If you want to use compost to fill raised beds cheaply, you need to get started on your compost pile the year before building the beds. Compost takes six to 12 months to develop, so you have to plan. You’ll add all kinds of ingredients like grass clippings, kitchen scraps, newspaper, shredded leaves, and more.
Add Composted Manure
Have you got chickens or other farm animals? Turn their waste into composted manure for your garden.
You must always avoid adding fresh animal manure to your garden. Manure contains high amounts of nitrogen, and if you plant in it too quickly, it’ll burn your plants, killing them. The best manure comes from chickens, cows, horses, sheep, rabbits, and goats. Never use manure from dogs, cats, or humans because of the bacteria inside of the waste.
Ideally, you’ll compost the manure for at least a year, so it takes time to plan. However, since animals create a never-ending amount of waste, it’s the perfect way to fill raised beds cheaply. Let the animals save you some money, finally.
Buy Soil in Bulk
I gave up buying bagged soil years ago. When you need to fill a few garden beds and each bag is over $3, sometimes closer to $5, it adds up too quickly.
That’s where buying soil in bulk comes into play. Many gardening stores and local nurseries offer big discounts if you buy soil by the truckload or yard. It’s a much more affordable option than individual bags.
Add Materials for Aeration

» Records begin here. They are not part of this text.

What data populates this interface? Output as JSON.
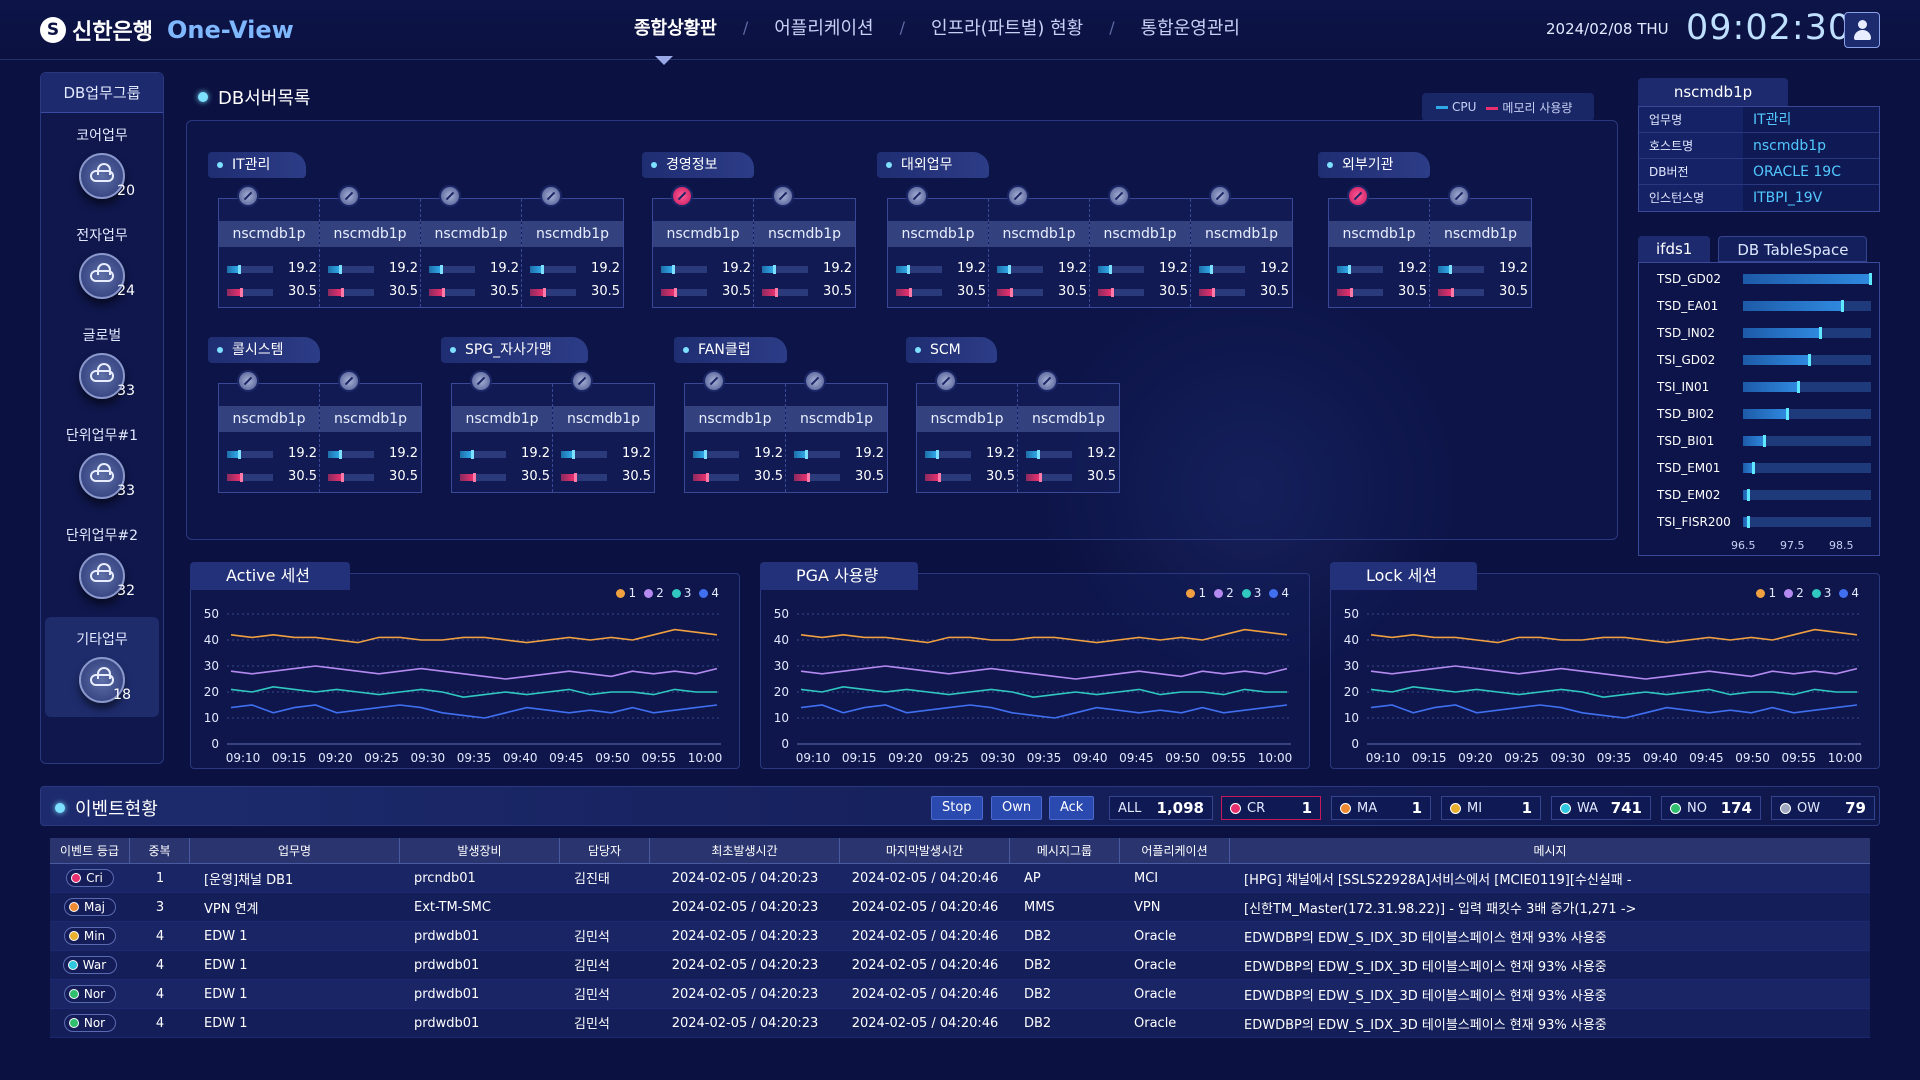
{
  "header": {
    "bank_name": "신한은행",
    "logo_glyph": "S",
    "app_name": "One-View",
    "nav": [
      {
        "label": "종합상황판",
        "active": true
      },
      {
        "label": "어플리케이션",
        "active": false
      },
      {
        "label": "인프라(파트별) 현황",
        "active": false
      },
      {
        "label": "통합운영관리",
        "active": false
      }
    ],
    "date": "2024/02/08 THU",
    "time": "09:02:30"
  },
  "sidebar": {
    "title": "DB업무그룹",
    "items": [
      {
        "label": "코어업무",
        "count": "20"
      },
      {
        "label": "전자업무",
        "count": "24"
      },
      {
        "label": "글로벌",
        "count": "33"
      },
      {
        "label": "단위업무#1",
        "count": "33"
      },
      {
        "label": "단위업무#2",
        "count": "32"
      },
      {
        "label": "기타업무",
        "count": "18",
        "selected": true
      }
    ]
  },
  "db_list": {
    "title": "DB서버목록",
    "legend": {
      "cpu": "CPU",
      "memory": "메모리 사용량",
      "cpu_color": "#2fa8e8",
      "memory_color": "#e8306e"
    },
    "groups": [
      {
        "name": "IT관리",
        "servers": [
          {
            "name": "nscmdb1p",
            "cpu": "19.2",
            "mem": "30.5",
            "alarm": false
          },
          {
            "name": "nscmdb1p",
            "cpu": "19.2",
            "mem": "30.5",
            "alarm": false
          },
          {
            "name": "nscmdb1p",
            "cpu": "19.2",
            "mem": "30.5",
            "alarm": false
          },
          {
            "name": "nscmdb1p",
            "cpu": "19.2",
            "mem": "30.5",
            "alarm": false
          }
        ]
      },
      {
        "name": "경영정보",
        "servers": [
          {
            "name": "nscmdb1p",
            "cpu": "19.2",
            "mem": "30.5",
            "alarm": true
          },
          {
            "name": "nscmdb1p",
            "cpu": "19.2",
            "mem": "30.5",
            "alarm": false
          }
        ]
      },
      {
        "name": "대외업무",
        "servers": [
          {
            "name": "nscmdb1p",
            "cpu": "19.2",
            "mem": "30.5",
            "alarm": false
          },
          {
            "name": "nscmdb1p",
            "cpu": "19.2",
            "mem": "30.5",
            "alarm": false
          },
          {
            "name": "nscmdb1p",
            "cpu": "19.2",
            "mem": "30.5",
            "alarm": false
          },
          {
            "name": "nscmdb1p",
            "cpu": "19.2",
            "mem": "30.5",
            "alarm": false
          }
        ]
      },
      {
        "name": "외부기관",
        "servers": [
          {
            "name": "nscmdb1p",
            "cpu": "19.2",
            "mem": "30.5",
            "alarm": true
          },
          {
            "name": "nscmdb1p",
            "cpu": "19.2",
            "mem": "30.5",
            "alarm": false
          }
        ]
      },
      {
        "name": "콜시스템",
        "servers": [
          {
            "name": "nscmdb1p",
            "cpu": "19.2",
            "mem": "30.5",
            "alarm": false
          },
          {
            "name": "nscmdb1p",
            "cpu": "19.2",
            "mem": "30.5",
            "alarm": false
          }
        ]
      },
      {
        "name": "SPG_자사가맹",
        "servers": [
          {
            "name": "nscmdb1p",
            "cpu": "19.2",
            "mem": "30.5",
            "alarm": false
          },
          {
            "name": "nscmdb1p",
            "cpu": "19.2",
            "mem": "30.5",
            "alarm": false
          }
        ]
      },
      {
        "name": "FAN클럽",
        "servers": [
          {
            "name": "nscmdb1p",
            "cpu": "19.2",
            "mem": "30.5",
            "alarm": false
          },
          {
            "name": "nscmdb1p",
            "cpu": "19.2",
            "mem": "30.5",
            "alarm": false
          }
        ]
      },
      {
        "name": "SCM",
        "servers": [
          {
            "name": "nscmdb1p",
            "cpu": "19.2",
            "mem": "30.5",
            "alarm": false
          },
          {
            "name": "nscmdb1p",
            "cpu": "19.2",
            "mem": "30.5",
            "alarm": false
          }
        ]
      }
    ]
  },
  "server_info": {
    "title": "nscmdb1p",
    "rows": [
      {
        "key": "업무명",
        "value": "IT관리"
      },
      {
        "key": "호스트명",
        "value": "nscmdb1p"
      },
      {
        "key": "DB버전",
        "value": "ORACLE 19C"
      },
      {
        "key": "인스턴스명",
        "value": "ITBPI_19V"
      }
    ]
  },
  "tablespace": {
    "tabs": [
      {
        "label": "ifds1",
        "active": true
      },
      {
        "label": "DB TableSpace",
        "active": false
      }
    ],
    "axis_ticks": [
      "96.5",
      "97.5",
      "98.5"
    ],
    "rows": [
      {
        "name": "TSD_GD02",
        "value": 98.9
      },
      {
        "name": "TSD_EA01",
        "value": 98.3
      },
      {
        "name": "TSD_IN02",
        "value": 97.9
      },
      {
        "name": "TSI_GD02",
        "value": 97.7
      },
      {
        "name": "TSI_IN01",
        "value": 97.5
      },
      {
        "name": "TSD_BI02",
        "value": 97.3
      },
      {
        "name": "TSD_BI01",
        "value": 96.9
      },
      {
        "name": "TSD_EM01",
        "value": 96.7
      },
      {
        "name": "TSD_EM02",
        "value": 96.6
      },
      {
        "name": "TSI_FISR200",
        "value": 96.6
      }
    ]
  },
  "chart_data": [
    {
      "type": "line",
      "title": "Active 세션",
      "x": [
        "09:10",
        "09:15",
        "09:20",
        "09:25",
        "09:30",
        "09:35",
        "09:40",
        "09:45",
        "09:50",
        "09:55",
        "10:00"
      ],
      "ylim": [
        0,
        50
      ],
      "yticks": [
        0,
        10,
        20,
        30,
        40,
        50
      ],
      "series": [
        {
          "name": "1",
          "color": "#f0a040",
          "values": [
            42,
            41,
            42,
            41,
            41,
            40,
            39,
            41,
            41,
            40,
            40,
            41,
            41,
            40,
            39,
            40,
            41,
            40,
            41,
            40,
            42,
            44,
            43,
            42
          ]
        },
        {
          "name": "2",
          "color": "#b48af0",
          "values": [
            28,
            27,
            28,
            29,
            30,
            29,
            28,
            27,
            28,
            29,
            28,
            27,
            26,
            25,
            26,
            27,
            28,
            27,
            26,
            28,
            27,
            28,
            27,
            29
          ]
        },
        {
          "name": "3",
          "color": "#30c8c0",
          "values": [
            21,
            20,
            22,
            21,
            20,
            21,
            20,
            19,
            20,
            21,
            20,
            18,
            19,
            20,
            19,
            20,
            21,
            19,
            20,
            20,
            19,
            21,
            20,
            20
          ]
        },
        {
          "name": "4",
          "color": "#4070f0",
          "values": [
            14,
            15,
            12,
            14,
            15,
            12,
            13,
            14,
            15,
            14,
            12,
            11,
            10,
            12,
            14,
            13,
            12,
            13,
            12,
            14,
            12,
            13,
            14,
            15
          ]
        }
      ]
    },
    {
      "type": "line",
      "title": "PGA 사용량",
      "x": [
        "09:10",
        "09:15",
        "09:20",
        "09:25",
        "09:30",
        "09:35",
        "09:40",
        "09:45",
        "09:50",
        "09:55",
        "10:00"
      ],
      "ylim": [
        0,
        50
      ],
      "yticks": [
        0,
        10,
        20,
        30,
        40,
        50
      ],
      "series": [
        {
          "name": "1",
          "color": "#f0a040",
          "values": [
            42,
            41,
            42,
            41,
            41,
            40,
            39,
            41,
            41,
            40,
            40,
            41,
            41,
            40,
            39,
            40,
            41,
            40,
            41,
            40,
            42,
            44,
            43,
            42
          ]
        },
        {
          "name": "2",
          "color": "#b48af0",
          "values": [
            28,
            27,
            28,
            29,
            30,
            29,
            28,
            27,
            28,
            29,
            28,
            27,
            26,
            25,
            26,
            27,
            28,
            27,
            26,
            28,
            27,
            28,
            27,
            29
          ]
        },
        {
          "name": "3",
          "color": "#30c8c0",
          "values": [
            21,
            20,
            22,
            21,
            20,
            21,
            20,
            19,
            20,
            21,
            20,
            18,
            19,
            20,
            19,
            20,
            21,
            19,
            20,
            20,
            19,
            21,
            20,
            20
          ]
        },
        {
          "name": "4",
          "color": "#4070f0",
          "values": [
            14,
            15,
            12,
            14,
            15,
            12,
            13,
            14,
            15,
            14,
            12,
            11,
            10,
            12,
            14,
            13,
            12,
            13,
            12,
            14,
            12,
            13,
            14,
            15
          ]
        }
      ]
    },
    {
      "type": "line",
      "title": "Lock 세션",
      "x": [
        "09:10",
        "09:15",
        "09:20",
        "09:25",
        "09:30",
        "09:35",
        "09:40",
        "09:45",
        "09:50",
        "09:55",
        "10:00"
      ],
      "ylim": [
        0,
        50
      ],
      "yticks": [
        0,
        10,
        20,
        30,
        40,
        50
      ],
      "series": [
        {
          "name": "1",
          "color": "#f0a040",
          "values": [
            42,
            41,
            42,
            41,
            41,
            40,
            39,
            41,
            41,
            40,
            40,
            41,
            41,
            40,
            39,
            40,
            41,
            40,
            41,
            40,
            42,
            44,
            43,
            42
          ]
        },
        {
          "name": "2",
          "color": "#b48af0",
          "values": [
            28,
            27,
            28,
            29,
            30,
            29,
            28,
            27,
            28,
            29,
            28,
            27,
            26,
            25,
            26,
            27,
            28,
            27,
            26,
            28,
            27,
            28,
            27,
            29
          ]
        },
        {
          "name": "3",
          "color": "#30c8c0",
          "values": [
            21,
            20,
            22,
            21,
            20,
            21,
            20,
            19,
            20,
            21,
            20,
            18,
            19,
            20,
            19,
            20,
            21,
            19,
            20,
            20,
            19,
            21,
            20,
            20
          ]
        },
        {
          "name": "4",
          "color": "#4070f0",
          "values": [
            14,
            15,
            12,
            14,
            15,
            12,
            13,
            14,
            15,
            14,
            12,
            11,
            10,
            12,
            14,
            13,
            12,
            13,
            12,
            14,
            12,
            13,
            14,
            15
          ]
        }
      ]
    }
  ],
  "events": {
    "title": "이벤트현황",
    "buttons": [
      "Stop",
      "Own",
      "Ack"
    ],
    "counters": [
      {
        "label": "ALL",
        "value": "1,098",
        "color": ""
      },
      {
        "label": "CR",
        "value": "1",
        "color": "#e8306e"
      },
      {
        "label": "MA",
        "value": "1",
        "color": "#f08a30"
      },
      {
        "label": "MI",
        "value": "1",
        "color": "#e8b030"
      },
      {
        "label": "WA",
        "value": "741",
        "color": "#30c8e0"
      },
      {
        "label": "NO",
        "value": "174",
        "color": "#30c070"
      },
      {
        "label": "OW",
        "value": "79",
        "color": "#a0a8c0"
      }
    ],
    "columns": [
      "이벤트 등급",
      "중복",
      "업무명",
      "발생장비",
      "담당자",
      "최초발생시간",
      "마지막발생시간",
      "메시지그룹",
      "어플리케이션",
      "메시지"
    ],
    "rows": [
      {
        "grade": "Cri",
        "color": "#e8306e",
        "dup": "1",
        "task": "[운영]채널 DB1",
        "device": "prcndb01",
        "owner": "김진태",
        "first": "2024-02-05 / 04:20:23",
        "last": "2024-02-05 / 04:20:46",
        "group": "AP",
        "app": "MCI",
        "msg": "[HPG] 채널에서 [SSLS22928A]서비스에서 [MCIE0119][수신실패 -"
      },
      {
        "grade": "Maj",
        "color": "#f08a30",
        "dup": "3",
        "task": "VPN 연계",
        "device": "Ext-TM-SMC",
        "owner": "",
        "first": "2024-02-05 / 04:20:23",
        "last": "2024-02-05 / 04:20:46",
        "group": "MMS",
        "app": "VPN",
        "msg": "[신한TM_Master(172.31.98.22)] - 입력 패킷수 3배 증가(1,271 ->"
      },
      {
        "grade": "Min",
        "color": "#e8b030",
        "dup": "4",
        "task": "EDW 1",
        "device": "prdwdb01",
        "owner": "김민석",
        "first": "2024-02-05 / 04:20:23",
        "last": "2024-02-05 / 04:20:46",
        "group": "DB2",
        "app": "Oracle",
        "msg": "EDWDBP의 EDW_S_IDX_3D 테이블스페이스 현재 93% 사용중"
      },
      {
        "grade": "War",
        "color": "#30c8e0",
        "dup": "4",
        "task": "EDW 1",
        "device": "prdwdb01",
        "owner": "김민석",
        "first": "2024-02-05 / 04:20:23",
        "last": "2024-02-05 / 04:20:46",
        "group": "DB2",
        "app": "Oracle",
        "msg": "EDWDBP의 EDW_S_IDX_3D 테이블스페이스 현재 93% 사용중"
      },
      {
        "grade": "Nor",
        "color": "#30c070",
        "dup": "4",
        "task": "EDW 1",
        "device": "prdwdb01",
        "owner": "김민석",
        "first": "2024-02-05 / 04:20:23",
        "last": "2024-02-05 / 04:20:46",
        "group": "DB2",
        "app": "Oracle",
        "msg": "EDWDBP의 EDW_S_IDX_3D 테이블스페이스 현재 93% 사용중"
      },
      {
        "grade": "Nor",
        "color": "#30c070",
        "dup": "4",
        "task": "EDW 1",
        "device": "prdwdb01",
        "owner": "김민석",
        "first": "2024-02-05 / 04:20:23",
        "last": "2024-02-05 / 04:20:46",
        "group": "DB2",
        "app": "Oracle",
        "msg": "EDWDBP의 EDW_S_IDX_3D 테이블스페이스 현재 93% 사용중"
      }
    ]
  }
}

No matter which one of the above tips you use for filling raised beds cheaply, you still need to add materials to your garden beds that encourage good aeration. Aeration allows for proper airflow throughout the soil, allowing water to reach the roots and avoiding compacted soil.
You don’t want to add too many aeration materials because it’ll cause the soil not to hold water. Try materials like perlite, pumice, lava rock, or coarse sand.
How Much Soil Do You Need to a Fill a Raised Bed?
After you decide how to fill raised beds cheaply, you have to figure out how much soil you need to fill your raised beds. The first step is to take the measurements of your bed, which you’ll know if you built or bought them. You have to multiple each measurement to get the cubic feet of soil to fill the raised beds.
For example, if your garden bed measures 8’ x 4’ x 1’, you need 32 cubic feet of soil to fill the bed. You should buy a bit extra because the soil tends to settle, and you might end up with gaps.
FAQ About Filling Raised Garden Beds
Do you have other questions about filling your raised garden beds? Here are a few of the most common concerns that gardeners had when building and filling raised beds.
Do I Need to Remove Weeds at the Bottom of Raised Beds?
No, you don’t have to remove weeds at the bottom of the raised bed, but not eliminating weeds makes it possible for the weeds to grow up still and invade your new bed.
One of the best practices is simply covering the bottom of your new raised bed with cardboard, suppressing the weeds. Cardboard decomposes over time, but by the time that it does, the weeds will be dead.
Is Topsoil OK for Raised Beds?
Topsoil belongs as part of the soil mixture used in raised beds, but you cannot only use topsoil to fill your new garden bed. Topsoil is a filler; it bulks up the amount of soil you have in your garden bed. However, plants need plenty of nutrients, and topsoil doesn’t contain enough organic matter for your plants to grow as needed.
Typically, when you create a raised bed mixture, topsoil should account for 10-20% of your mixture. You don’t want to increase it beyond that because your plants need plenty of nutrients.
Can You Fill a Raised Bed with Just Compost?
No, you should never fill a raised bed with only compost. It should account for 30-50% of your garden soil when creating a soil blend for your raised beds. While compost will give your plants plenty of nutrients, the soil will drain away too quickly, washing away the nutrients, causing your plants to starve.
Filling raised beds is an expensive endeavor, which makes many people shy away from gardening. Don’t let the cost prevent you from gardening; try a few of these tips for filling raised beds cheaply. Your plants and budget will be happy.